The plant uses it’s own floating bulk as a structure on which to grow new stems, intertwining them with the older, thicker stuff without much of a plan. The whole patch, when viewed from above resembles a big green, poorly-knitted scarf or a plate of spaghetti.
When I popped some into my mouth Toni laughed and said, “I’m sure glad you ate some first, ‘cause there is a chance this is Hemlock! I’ll wait to see what colour you turn.”
Yeah, there are a handful of other semi-aquatic plants that resemble watercress that can be very dangerous to humans, most notably Water Hemlock. Star Trek fans will recognize that plant as the one Quinn uses to commit suicide in a Voyager episode… Death in minutes. No cure. Needless to say, make sure you correctly identify your edibles with a manual or go foraging with someone who knows what’s what… Jokers like Toni.
Also, it’s important to check the quality of the water your ‘cress is growing in. Dirty or contaminated water from nearby farms/factories (especially ones with cattle or that use pesticides) can fill your greens with parasites that may potentially harm you and your dinner guests. Scout out the stream before you get picking, and avoid ditches.
Like most wild herbs, watercress is most delicate and delicious up at the tip, where the leaves live as opposed to down in the muck where the thick, woody stems hang out. Toni and I just used out hands to twist off the top five leaves-worth of stem and left the rest to re-grow for our next adventure. It only took ten minutes to fill two big bags worth of weeds! We spent the rest of our time sitting around, staring out into the grey and talking about life after my imminent Hemlock-related death.
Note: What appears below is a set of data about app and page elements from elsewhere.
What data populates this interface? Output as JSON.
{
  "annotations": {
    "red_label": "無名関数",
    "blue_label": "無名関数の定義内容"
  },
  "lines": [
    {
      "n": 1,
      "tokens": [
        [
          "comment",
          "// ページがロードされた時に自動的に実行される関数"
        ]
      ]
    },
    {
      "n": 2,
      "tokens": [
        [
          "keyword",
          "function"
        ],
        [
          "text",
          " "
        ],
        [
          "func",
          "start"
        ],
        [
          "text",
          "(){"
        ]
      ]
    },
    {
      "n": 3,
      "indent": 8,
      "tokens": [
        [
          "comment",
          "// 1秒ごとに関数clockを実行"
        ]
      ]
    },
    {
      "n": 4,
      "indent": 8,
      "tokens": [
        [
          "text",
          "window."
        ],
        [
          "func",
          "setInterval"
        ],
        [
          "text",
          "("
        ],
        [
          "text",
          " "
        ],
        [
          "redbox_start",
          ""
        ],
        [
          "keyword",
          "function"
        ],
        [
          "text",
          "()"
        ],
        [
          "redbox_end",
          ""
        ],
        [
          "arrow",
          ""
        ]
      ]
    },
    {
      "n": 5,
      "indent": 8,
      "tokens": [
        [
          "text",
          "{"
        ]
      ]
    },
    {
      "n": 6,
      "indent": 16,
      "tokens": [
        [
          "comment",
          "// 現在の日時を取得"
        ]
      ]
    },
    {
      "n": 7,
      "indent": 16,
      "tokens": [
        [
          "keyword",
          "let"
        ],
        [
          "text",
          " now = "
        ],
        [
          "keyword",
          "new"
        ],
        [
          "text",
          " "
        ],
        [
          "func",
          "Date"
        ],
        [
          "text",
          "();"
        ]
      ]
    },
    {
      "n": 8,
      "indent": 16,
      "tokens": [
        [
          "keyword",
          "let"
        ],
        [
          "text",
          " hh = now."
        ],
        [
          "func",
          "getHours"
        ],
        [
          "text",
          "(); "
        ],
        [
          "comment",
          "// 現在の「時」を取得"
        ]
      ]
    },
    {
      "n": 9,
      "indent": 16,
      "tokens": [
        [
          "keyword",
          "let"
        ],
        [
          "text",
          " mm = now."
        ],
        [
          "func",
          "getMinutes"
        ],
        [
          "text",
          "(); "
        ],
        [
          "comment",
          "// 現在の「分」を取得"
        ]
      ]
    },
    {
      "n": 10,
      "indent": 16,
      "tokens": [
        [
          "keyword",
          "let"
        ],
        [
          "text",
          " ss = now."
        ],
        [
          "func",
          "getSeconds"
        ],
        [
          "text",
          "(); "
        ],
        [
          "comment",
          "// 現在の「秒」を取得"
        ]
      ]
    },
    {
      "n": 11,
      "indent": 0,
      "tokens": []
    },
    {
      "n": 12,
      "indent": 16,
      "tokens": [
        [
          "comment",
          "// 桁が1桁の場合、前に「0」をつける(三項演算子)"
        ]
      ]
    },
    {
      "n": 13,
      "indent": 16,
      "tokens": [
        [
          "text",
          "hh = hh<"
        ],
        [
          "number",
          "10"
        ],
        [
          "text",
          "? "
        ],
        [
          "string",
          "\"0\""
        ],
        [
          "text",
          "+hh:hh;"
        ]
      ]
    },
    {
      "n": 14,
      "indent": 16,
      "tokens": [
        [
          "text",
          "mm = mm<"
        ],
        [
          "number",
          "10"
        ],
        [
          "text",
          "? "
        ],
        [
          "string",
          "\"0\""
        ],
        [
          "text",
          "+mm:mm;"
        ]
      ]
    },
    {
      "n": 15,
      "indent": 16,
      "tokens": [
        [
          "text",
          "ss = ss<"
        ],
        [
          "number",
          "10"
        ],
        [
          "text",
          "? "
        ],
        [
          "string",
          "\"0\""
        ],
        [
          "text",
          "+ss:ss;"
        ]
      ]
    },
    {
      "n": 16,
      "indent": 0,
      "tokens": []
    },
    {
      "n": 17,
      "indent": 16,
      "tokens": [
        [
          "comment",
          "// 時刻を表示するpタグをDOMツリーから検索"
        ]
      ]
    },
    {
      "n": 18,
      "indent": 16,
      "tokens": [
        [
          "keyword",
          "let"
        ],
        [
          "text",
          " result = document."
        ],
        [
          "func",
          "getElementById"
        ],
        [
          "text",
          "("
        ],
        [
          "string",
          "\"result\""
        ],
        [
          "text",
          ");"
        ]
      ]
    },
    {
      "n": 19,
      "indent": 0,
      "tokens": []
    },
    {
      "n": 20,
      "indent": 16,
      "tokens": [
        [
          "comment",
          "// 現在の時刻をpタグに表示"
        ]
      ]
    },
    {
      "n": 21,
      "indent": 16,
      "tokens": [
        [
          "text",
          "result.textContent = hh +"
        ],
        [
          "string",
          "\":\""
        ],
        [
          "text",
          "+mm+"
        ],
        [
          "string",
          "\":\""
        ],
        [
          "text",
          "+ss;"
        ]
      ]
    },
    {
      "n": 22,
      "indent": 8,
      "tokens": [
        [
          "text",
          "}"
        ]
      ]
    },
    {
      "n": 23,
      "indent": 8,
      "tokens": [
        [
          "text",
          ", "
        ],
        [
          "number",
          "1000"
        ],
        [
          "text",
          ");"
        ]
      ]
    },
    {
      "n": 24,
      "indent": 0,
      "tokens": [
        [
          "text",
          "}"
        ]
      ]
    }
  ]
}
“Isn’t it amazing?” Toni said, switching gears and gesturing at the ‘cress, “It’s winter man, there is snow in some places and here’s all this green. Imagine starving for food and finding it. What a miracle!”
I agreed. It’s one of the only green, edible plants alive at this time of year, and contains enough vitamins and nutrients to keep any starving forager alive and well. It’s especially notable for it’s cleansing effect on the stomach and liver and has been hailed (as any wild-growing green plants is lately) as a superfood-du-jour for health nuts and dieters.
The texture of ‘cress is crisp on the outside and moist on the inside, much like bok choi and other members of the Chinese cabbage family (to which watercress is distantly related).
The flavour is unmistakably mustard-like with undertones of pepper, cucumber and cilantro’s “rusty penny-ness”. It’s a great pair with fried fish, spuds, eggs and tends to find it’s way onto a lot of brunch menus as a result. It’s also a great addition to salads with slightly less assertive greens and creamy dressings… Mmmmmmm.
Later, when I got home I placed the ‘cress in a large glass container with a moistened towel lining the inside and it stayed good for more than a week. So don’t let all the stuff you read online about a two day shelf life spook you, if the ‘cress is fresh enough, and the weather’s cold enough, it will last.
Toni and I packed up our loot and tromped back across the stony shoreline to the car. It wasn’t even lunchtime yet, we were still a bit giddy and ‘lookin for more food-related fun.
“I think we passed a farm on our way here. You ‘wanna check it out?” Toni gunned the engine and smiled her mega-watt mad grin at me, “I’m game.”